Element data from apps and pages
+ + + + +
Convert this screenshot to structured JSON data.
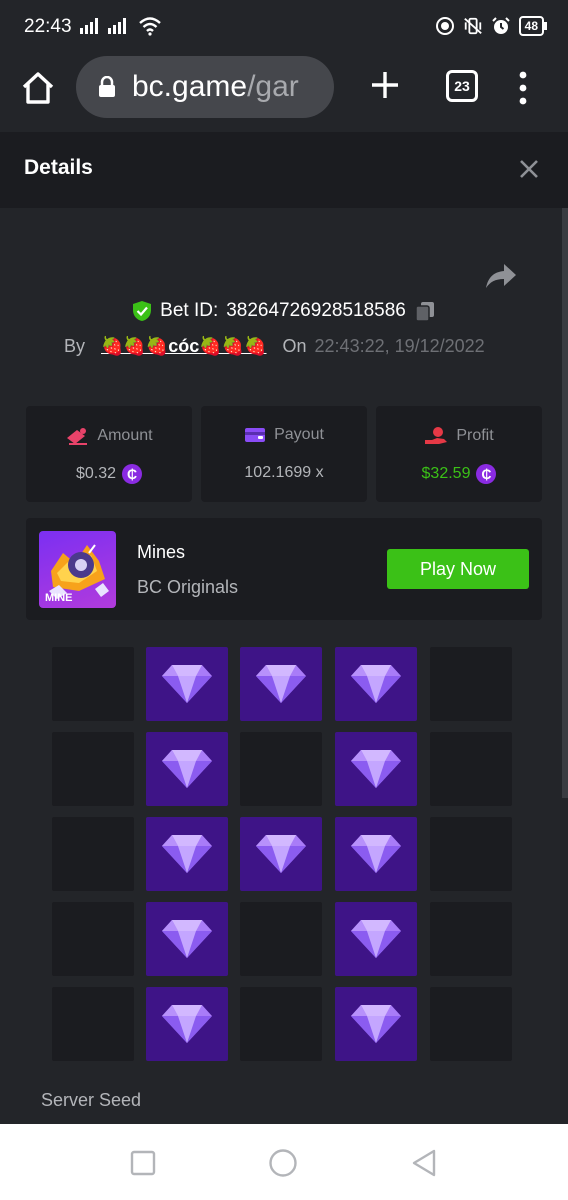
{
  "status_bar": {
    "time": "22:43",
    "battery": "48"
  },
  "browser": {
    "url_host": "bc.game",
    "url_path": "/gar",
    "tab_count": "23"
  },
  "details": {
    "title": "Details",
    "bet_id_label": "Bet ID:",
    "bet_id": "38264726928518586",
    "by_label": "By",
    "username": "🍓🍓🍓cóc🍓🍓🍓",
    "on_label": "On",
    "date": "22:43:22, 19/12/2022"
  },
  "stats": {
    "amount_label": "Amount",
    "amount_value": "$0.32",
    "payout_label": "Payout",
    "payout_value": "102.1699 x",
    "profit_label": "Profit",
    "profit_value": "$32.59",
    "coin_symbol": "₵"
  },
  "game": {
    "name": "Mines",
    "provider": "BC Originals",
    "thumb_tag": "MINE",
    "play_label": "Play Now"
  },
  "board": {
    "cells": [
      [
        0,
        1,
        1,
        1,
        0
      ],
      [
        0,
        1,
        0,
        1,
        0
      ],
      [
        0,
        1,
        1,
        1,
        0
      ],
      [
        0,
        1,
        0,
        1,
        0
      ],
      [
        0,
        1,
        0,
        1,
        0
      ]
    ]
  },
  "server_seed_label": "Server Seed",
  "colors": {
    "gem_tile": "#3e1487",
    "empty_tile": "#1b1c20",
    "play_button": "#3bc117",
    "profit": "#3bc117",
    "amount_icon": "#e8436a",
    "payout_icon": "#8a4cf6",
    "profit_icon": "#e63946"
  }
}
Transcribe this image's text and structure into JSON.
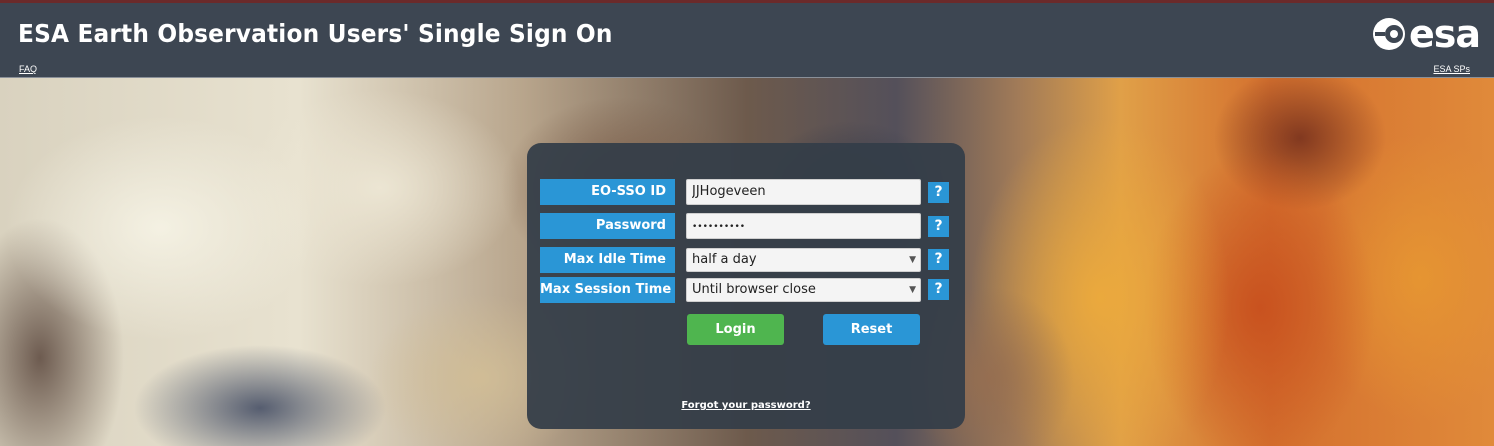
{
  "header": {
    "title": "ESA Earth Observation Users' Single Sign On",
    "faq_link": "FAQ",
    "esa_sps_link": "ESA SPs",
    "logo_text": "esa",
    "logo_icon": "esa-logo-icon"
  },
  "form": {
    "fields": [
      {
        "label": "EO-SSO ID",
        "value": "JJHogeveen",
        "help": "?"
      },
      {
        "label": "Password",
        "value": "••••••••••",
        "help": "?"
      },
      {
        "label": "Max Idle Time",
        "value": "half a day",
        "help": "?"
      },
      {
        "label": "Max Session Time",
        "value": "Until browser close",
        "help": "?"
      }
    ],
    "login_label": "Login",
    "reset_label": "Reset",
    "forgot_label": "Forgot your password?"
  },
  "colors": {
    "header_bg": "#3d4652",
    "label_bg": "#2a96d6",
    "login_bg": "#4fb54f",
    "reset_bg": "#2a96d6",
    "panel_bg": "#343e48"
  }
}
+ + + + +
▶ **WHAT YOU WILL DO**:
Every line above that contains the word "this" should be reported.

▶ **TASK RESULT**:
Convert this screenshot to structured JSON data.
Transcribe this image's text and structure into JSON.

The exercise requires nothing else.